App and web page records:

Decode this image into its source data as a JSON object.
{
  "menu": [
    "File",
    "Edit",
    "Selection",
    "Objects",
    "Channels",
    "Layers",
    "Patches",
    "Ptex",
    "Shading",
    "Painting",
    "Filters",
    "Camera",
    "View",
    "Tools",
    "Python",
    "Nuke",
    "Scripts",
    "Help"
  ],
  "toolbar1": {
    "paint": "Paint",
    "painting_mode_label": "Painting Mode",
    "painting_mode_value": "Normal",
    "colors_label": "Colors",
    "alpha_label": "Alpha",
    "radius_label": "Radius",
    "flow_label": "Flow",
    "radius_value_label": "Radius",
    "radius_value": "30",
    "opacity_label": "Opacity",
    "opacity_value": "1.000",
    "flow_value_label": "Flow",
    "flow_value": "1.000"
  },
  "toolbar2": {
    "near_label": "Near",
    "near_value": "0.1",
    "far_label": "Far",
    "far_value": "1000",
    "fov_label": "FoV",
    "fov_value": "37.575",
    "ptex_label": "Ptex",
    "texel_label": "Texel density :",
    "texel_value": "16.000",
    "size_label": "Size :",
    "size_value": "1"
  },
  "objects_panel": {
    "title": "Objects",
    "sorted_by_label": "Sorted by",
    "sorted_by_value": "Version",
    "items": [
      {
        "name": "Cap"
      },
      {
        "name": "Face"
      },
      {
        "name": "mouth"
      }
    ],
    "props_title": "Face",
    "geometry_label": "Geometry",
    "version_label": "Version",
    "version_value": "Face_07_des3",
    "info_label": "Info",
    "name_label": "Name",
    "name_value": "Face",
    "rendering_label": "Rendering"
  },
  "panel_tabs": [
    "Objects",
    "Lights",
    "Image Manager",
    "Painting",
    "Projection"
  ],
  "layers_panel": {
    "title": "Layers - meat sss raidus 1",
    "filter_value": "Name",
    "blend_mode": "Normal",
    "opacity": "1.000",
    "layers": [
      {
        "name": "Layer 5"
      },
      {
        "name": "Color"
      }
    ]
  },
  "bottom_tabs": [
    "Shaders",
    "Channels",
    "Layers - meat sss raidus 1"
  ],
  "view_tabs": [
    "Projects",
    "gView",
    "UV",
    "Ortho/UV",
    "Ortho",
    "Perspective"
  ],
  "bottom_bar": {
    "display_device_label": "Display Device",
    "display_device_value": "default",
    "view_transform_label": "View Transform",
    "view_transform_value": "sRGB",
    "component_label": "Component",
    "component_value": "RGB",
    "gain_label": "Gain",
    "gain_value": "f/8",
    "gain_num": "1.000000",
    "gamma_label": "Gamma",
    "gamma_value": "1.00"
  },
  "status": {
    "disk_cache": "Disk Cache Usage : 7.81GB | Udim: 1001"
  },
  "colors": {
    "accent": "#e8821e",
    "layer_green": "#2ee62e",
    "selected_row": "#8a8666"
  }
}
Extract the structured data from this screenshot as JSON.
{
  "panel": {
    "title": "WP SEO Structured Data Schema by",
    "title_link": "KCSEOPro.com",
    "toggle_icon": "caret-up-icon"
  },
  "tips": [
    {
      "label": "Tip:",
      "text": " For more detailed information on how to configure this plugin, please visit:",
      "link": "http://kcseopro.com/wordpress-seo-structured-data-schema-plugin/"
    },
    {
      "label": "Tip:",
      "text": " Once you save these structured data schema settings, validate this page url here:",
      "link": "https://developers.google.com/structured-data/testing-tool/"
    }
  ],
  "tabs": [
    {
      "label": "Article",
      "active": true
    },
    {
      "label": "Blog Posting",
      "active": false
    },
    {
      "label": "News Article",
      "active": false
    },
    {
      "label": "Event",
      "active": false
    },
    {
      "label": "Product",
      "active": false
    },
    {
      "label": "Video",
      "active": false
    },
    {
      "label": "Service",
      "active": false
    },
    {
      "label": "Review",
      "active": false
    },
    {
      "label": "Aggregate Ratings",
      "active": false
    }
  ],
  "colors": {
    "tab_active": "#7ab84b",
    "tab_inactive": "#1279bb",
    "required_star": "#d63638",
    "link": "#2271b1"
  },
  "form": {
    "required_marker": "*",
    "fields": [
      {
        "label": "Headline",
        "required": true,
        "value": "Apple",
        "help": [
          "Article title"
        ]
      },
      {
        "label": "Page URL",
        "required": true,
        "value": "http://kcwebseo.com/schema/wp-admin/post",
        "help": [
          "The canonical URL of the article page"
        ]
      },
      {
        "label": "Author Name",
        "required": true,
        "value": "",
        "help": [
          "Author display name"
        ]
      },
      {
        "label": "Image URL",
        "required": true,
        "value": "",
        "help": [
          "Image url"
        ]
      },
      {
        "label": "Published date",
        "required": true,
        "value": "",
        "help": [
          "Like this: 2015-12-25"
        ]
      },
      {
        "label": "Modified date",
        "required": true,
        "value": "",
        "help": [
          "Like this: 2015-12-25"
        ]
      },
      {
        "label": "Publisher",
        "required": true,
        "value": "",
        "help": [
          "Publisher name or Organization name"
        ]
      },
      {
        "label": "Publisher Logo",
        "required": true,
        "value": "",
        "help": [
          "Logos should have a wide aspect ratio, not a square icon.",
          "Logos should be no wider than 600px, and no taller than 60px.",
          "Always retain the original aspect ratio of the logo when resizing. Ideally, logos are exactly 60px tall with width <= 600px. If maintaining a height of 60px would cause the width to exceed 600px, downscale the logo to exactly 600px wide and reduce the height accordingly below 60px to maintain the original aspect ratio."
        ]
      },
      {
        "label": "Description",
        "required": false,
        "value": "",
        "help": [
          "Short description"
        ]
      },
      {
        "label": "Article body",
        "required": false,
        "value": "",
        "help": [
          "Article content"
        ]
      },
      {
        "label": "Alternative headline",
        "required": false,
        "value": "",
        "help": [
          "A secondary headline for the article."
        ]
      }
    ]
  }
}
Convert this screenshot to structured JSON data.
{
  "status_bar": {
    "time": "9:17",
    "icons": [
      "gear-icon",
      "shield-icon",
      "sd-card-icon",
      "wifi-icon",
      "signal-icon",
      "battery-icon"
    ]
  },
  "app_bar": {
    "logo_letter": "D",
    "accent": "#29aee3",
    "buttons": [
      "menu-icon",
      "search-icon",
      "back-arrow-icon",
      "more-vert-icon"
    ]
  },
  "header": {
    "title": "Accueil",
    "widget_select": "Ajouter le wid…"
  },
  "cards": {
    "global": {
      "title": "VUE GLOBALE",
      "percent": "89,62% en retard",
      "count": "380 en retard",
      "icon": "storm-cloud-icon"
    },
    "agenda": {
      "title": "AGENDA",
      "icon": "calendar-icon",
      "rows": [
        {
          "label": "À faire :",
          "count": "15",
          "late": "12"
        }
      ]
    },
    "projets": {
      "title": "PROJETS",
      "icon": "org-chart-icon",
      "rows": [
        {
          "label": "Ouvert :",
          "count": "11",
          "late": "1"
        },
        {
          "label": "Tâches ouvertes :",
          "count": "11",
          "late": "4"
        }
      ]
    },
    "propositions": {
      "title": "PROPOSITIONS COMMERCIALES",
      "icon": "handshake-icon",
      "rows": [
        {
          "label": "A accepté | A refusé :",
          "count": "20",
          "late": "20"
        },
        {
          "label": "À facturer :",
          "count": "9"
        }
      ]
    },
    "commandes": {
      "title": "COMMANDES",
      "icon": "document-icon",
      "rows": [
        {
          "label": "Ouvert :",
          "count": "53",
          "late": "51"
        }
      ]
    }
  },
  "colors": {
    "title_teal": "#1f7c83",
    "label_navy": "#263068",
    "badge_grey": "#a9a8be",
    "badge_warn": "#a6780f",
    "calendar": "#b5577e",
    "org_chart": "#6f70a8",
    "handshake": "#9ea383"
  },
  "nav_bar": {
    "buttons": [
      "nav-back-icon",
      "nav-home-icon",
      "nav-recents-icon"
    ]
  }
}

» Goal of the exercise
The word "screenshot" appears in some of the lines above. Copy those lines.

» Answer to the exercise
Extract the structured data from this screenshot as JSON.
Convert this screenshot to structured JSON data.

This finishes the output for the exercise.